More about SPACs: Special Purpose Acquisition Corps
Broadly speaking, a SPAC is a public company that has IPO’d and has the intention of raising capital to invest. SPACs are sometimes referred to as “blank check” entities because they fundraise to invest in an unknown entity. The SPAC sets its share prices at an affordable level, and has a well-defined timeframe — typically, about two years — to put investors’ money to work. Read more about SPACs and how they work here.
Both the US and Canadian markets have SPACs, but they have subtle differences. Read more about the differences between US and Canadian SPACs below.
There are advantages and disadvantages to SPACs. SPACs are attractive to companies because they are fast, less expensive, less volatile, and have looser regulatory oversight than traditional IPOs. SPACs allow investors to get in early, before a company has been announced, and at a lower price. Some risks of SPACs include failure of the SPAC to find a target, risk of dilution if the SPAC procures additional funding, greater regulation in recent years, and poor performance of these new companies.
Canadian-listed SPACs make it easier for smaller issuers to gain more attention and coverage, writes the Toronto Stock Exchange in their guide to SPACs. Canadian-listed SPACs are also faster to create than US-listed SPACs but have less popularity and enthusiasm among Canadian investors. Micro-SPACs can be facilitated via the CPC program discussed above. Canadian-listed SPACs must raise at least $30 million from at least 300 public shareholders in its IPO.
Examples of Canadian-listed SPACs include those in the cannabis industry. Such companies are typically prohibited from trading on the US-based exchanges such as NASDAQ or NYSE. There’s also the NextPoint Financial SPAC, which is dedicated to increasing access to financial markets for all.
US-listed SPACs work similarly to those in Canada, though the process takes slightly longer, which can pose execution risks.

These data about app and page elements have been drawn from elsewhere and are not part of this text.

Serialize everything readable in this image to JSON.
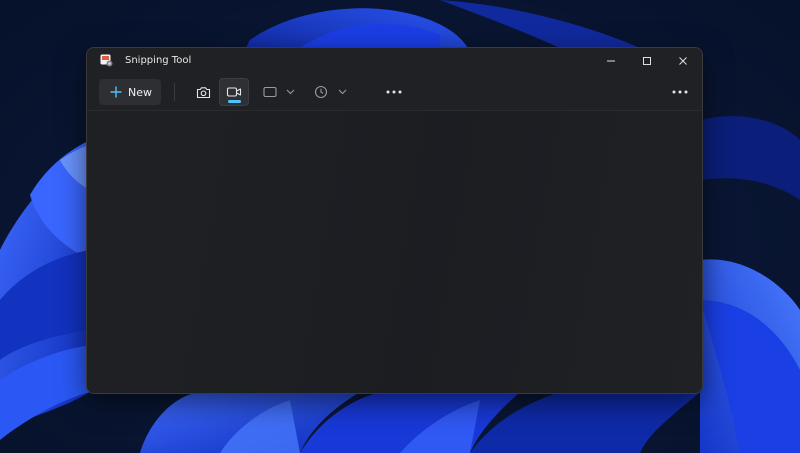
{
  "window": {
    "title": "Snipping Tool"
  },
  "toolbar": {
    "new_label": "New",
    "active_mode": "video"
  },
  "icons": {
    "app": "snipping-tool-icon",
    "new": "plus-icon",
    "photo": "camera-icon",
    "video": "video-camera-icon",
    "shape": "rectangle-shape-icon",
    "delay": "clock-icon",
    "chevron": "chevron-down-icon",
    "more": "more-horizontal-icon",
    "minimize": "minimize-icon",
    "maximize": "maximize-icon",
    "close": "close-icon"
  },
  "colors": {
    "accent": "#4cc2ff",
    "window_bg": "#202124",
    "wallpaper_blue": "#1f3fe0"
  }
}
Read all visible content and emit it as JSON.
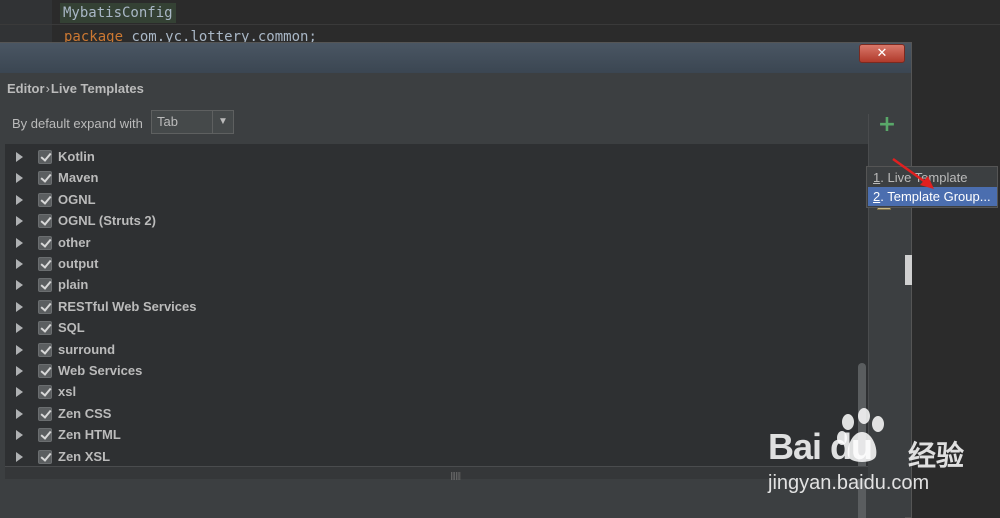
{
  "editor": {
    "line1": "MybatisConfig",
    "line2_keyword": "package",
    "line2_rest": " com.yc.lottery.common;"
  },
  "dialog": {
    "close_symbol": "✕",
    "breadcrumb": {
      "parent": "Editor",
      "separator": "›",
      "current": "Live Templates"
    },
    "expand_label": "By default expand with",
    "expand_value": "Tab"
  },
  "tree": {
    "items": [
      {
        "label": "Kotlin",
        "checked": true
      },
      {
        "label": "Maven",
        "checked": true
      },
      {
        "label": "OGNL",
        "checked": true
      },
      {
        "label": "OGNL (Struts 2)",
        "checked": true
      },
      {
        "label": "other",
        "checked": true
      },
      {
        "label": "output",
        "checked": true
      },
      {
        "label": "plain",
        "checked": true
      },
      {
        "label": "RESTful Web Services",
        "checked": true
      },
      {
        "label": "SQL",
        "checked": true
      },
      {
        "label": "surround",
        "checked": true
      },
      {
        "label": "Web Services",
        "checked": true
      },
      {
        "label": "xsl",
        "checked": true
      },
      {
        "label": "Zen CSS",
        "checked": true
      },
      {
        "label": "Zen HTML",
        "checked": true
      },
      {
        "label": "Zen XSL",
        "checked": true
      }
    ]
  },
  "toolbar": {
    "add_symbol": "+"
  },
  "popup": {
    "items": [
      {
        "mnemonic": "1",
        "label": ". Live Template",
        "selected": false
      },
      {
        "mnemonic": "2",
        "label": ". Template Group...",
        "selected": true
      }
    ]
  },
  "watermark": {
    "brand": "Bai du",
    "brand_cn": "经验",
    "url": "jingyan.baidu.com"
  },
  "colors": {
    "accent_selected": "#4b6eaf",
    "add_green": "#59a869",
    "arrow_red": "#e02020"
  }
}
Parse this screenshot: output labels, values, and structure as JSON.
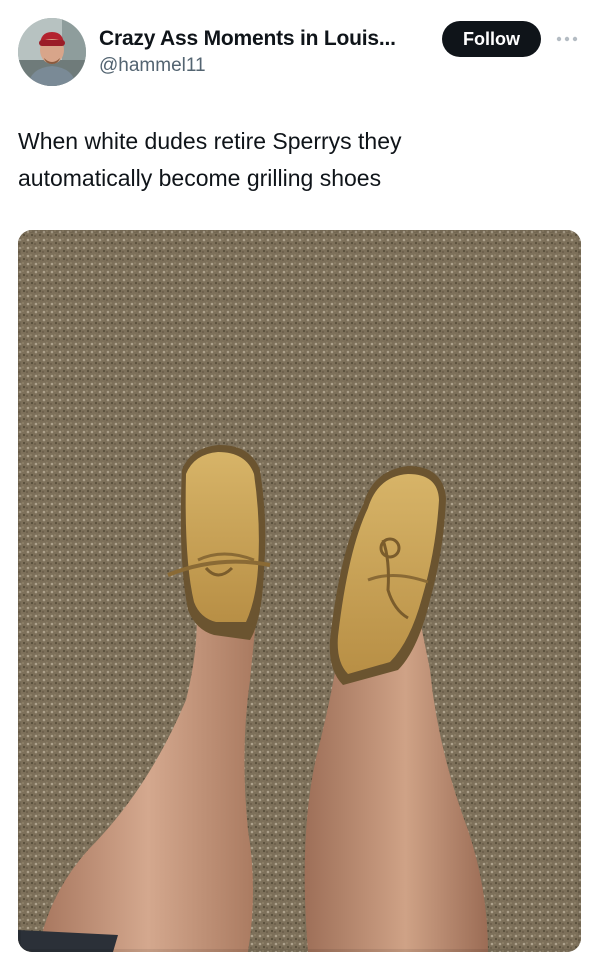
{
  "author": {
    "display_name": "Crazy Ass Moments in Louis...",
    "handle": "@hammel11",
    "avatar_icon": "profile-photo"
  },
  "actions": {
    "follow_label": "Follow",
    "more_icon": "more-horizontal-icon"
  },
  "tweet": {
    "text_line_1": "When white dudes retire Sperrys they",
    "text_line_2": "automatically become grilling shoes"
  },
  "media": {
    "type": "photo",
    "subject_icon": "legs-in-boat-shoes-on-carpet-photo"
  },
  "colors": {
    "text_primary": "#0f1419",
    "text_secondary": "#536471",
    "follow_bg": "#0f1419",
    "follow_text": "#ffffff",
    "carpet": "#8a7c64",
    "shoe": "#c9a45a",
    "skin": "#c99a7e"
  }
}
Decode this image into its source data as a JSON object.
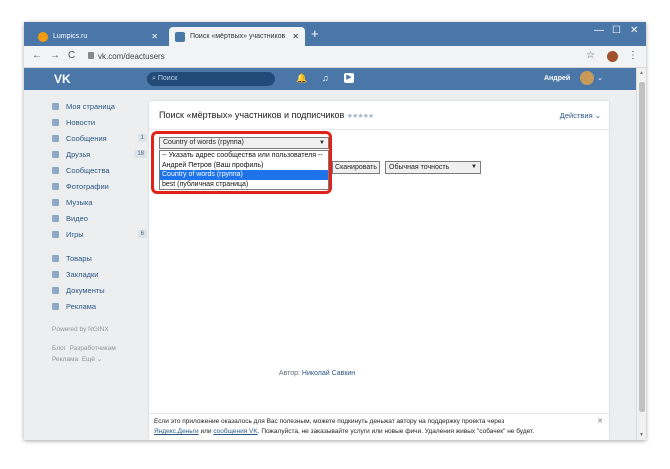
{
  "browser": {
    "tab1_title": "Lumpics.ru",
    "tab2_title": "Поиск «мёртвых» участников ",
    "url": "vk.com/deactusers",
    "new_tab": "+",
    "tab_close": "✕",
    "back": "←",
    "forward": "→",
    "reload": "C",
    "star": "☆",
    "menu": "⋮",
    "min": "—",
    "max": "☐",
    "close": "✕",
    "colors": {
      "titlebar": "#4a76a8",
      "accent": "#4a76a8"
    }
  },
  "vk": {
    "logo": "VK",
    "search_placeholder": "Поиск",
    "user_name": "Андрей",
    "bell": "🔔",
    "music": "♫",
    "play": "▶"
  },
  "sidebar": {
    "items": [
      {
        "label": "Моя страница",
        "badge": ""
      },
      {
        "label": "Новости",
        "badge": ""
      },
      {
        "label": "Сообщения",
        "badge": "1"
      },
      {
        "label": "Друзья",
        "badge": "18"
      },
      {
        "label": "Сообщества",
        "badge": ""
      },
      {
        "label": "Фотографии",
        "badge": ""
      },
      {
        "label": "Музыка",
        "badge": ""
      },
      {
        "label": "Видео",
        "badge": ""
      },
      {
        "label": "Игры",
        "badge": "6"
      }
    ],
    "items2": [
      {
        "label": "Товары"
      },
      {
        "label": "Закладки"
      },
      {
        "label": "Документы"
      },
      {
        "label": "Реклама"
      }
    ],
    "powered": "Powered by NGINX",
    "footer_links": [
      "Блог",
      "Разработчикам",
      "Реклама",
      "Ещё ⌄"
    ]
  },
  "main": {
    "title": "Поиск «мёртвых» участников и подписчиков",
    "stars": "★★★★★",
    "actions": "Действия ⌄",
    "select_value": "Country of words (группа)",
    "dropdown_arrow": "▼",
    "options": [
      "-- Указать адрес сообщества или пользователя --",
      "Андрей Петров (Ваш профиль)",
      "Country of words (группа)",
      "best (публичная страница)"
    ],
    "selected_index": 2,
    "scan_button": "Сканировать",
    "accuracy_select": "Обычная точность",
    "note_text1": "Если это приложение оказалось для Вас полезным, можете подкинуть деньжат автору на поддержку проекта через",
    "note_link1": "Яндекс.Деньги",
    "note_or": " или ",
    "note_link2": "сообщения VK",
    "note_text2": ". Пожалуйста, не заказывайте услуги или новые фичи. Удаления живых \"собачек\" не будет.",
    "note_close": "✕",
    "author_label": "Автор: ",
    "author_name": "Николай Савкин"
  }
}
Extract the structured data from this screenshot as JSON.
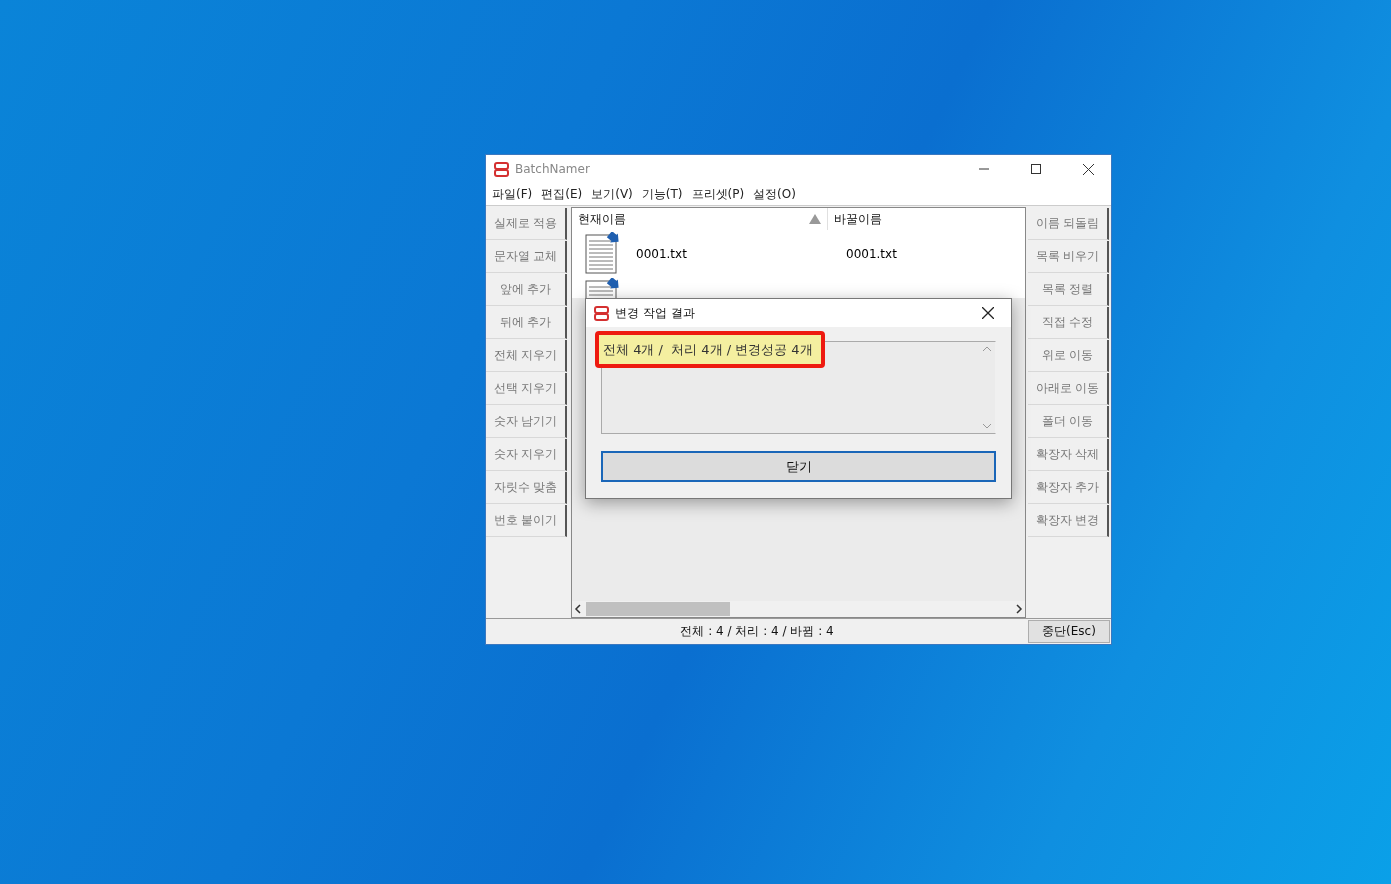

In the US, SPACs go through the typical IPO process with the SEC. They have a two-year lifespan in which time they must raise money, both through selling shares and via private investments. These deals are “complex” and “must be executed on tight timelines,” writes the Harvard Business Review. In recent years, US-listed SPACs have been subject to greater oversight.
While SPACs used to be considered a risky investment back when they were first created in the US in the 1980s, they are now thought of more as pre-funded IPOs. “Companies looking to go public via SPAC are basically negotiating a prefunded IPO. They have more time with investors to delve in deeper on the opportunities each company has in its future,” writes Biospace. In 2020, SPACs broke records by raising $83.3 billion in the US. Highlighting the immense potential of SPACs in biotech, 33% of this capital was raised in the technology sector, and 7% in healthcare.
Notable SPAC transactions include the merger of Virgin Galactic and Social Capital Hedosophia to create, in 2019, the world’s first publicly-traded commercial human spaceflight company. The merger, which raised “several hundred million dollars,” provided the capital needed by Virgin Galactic to make human commercial spaceflight possible. Another notable SPAC transaction involved the Gores Group’s SPAC, which helped Swedish electric vehicle maker Polestar go public, trading under stock ticker symbol PSNY on NASDAQ.
The Bottom Line
Shell companies, such as SPACs, have gained importance in the venture capital arena as a way to raise capital easily to help acquire new companies. The rapid growth of SPACs in the technology sector, coupled with numerous high-profile, successful acquisitions powered by shell companies, underscores the need for investors to understand this type of fundraising.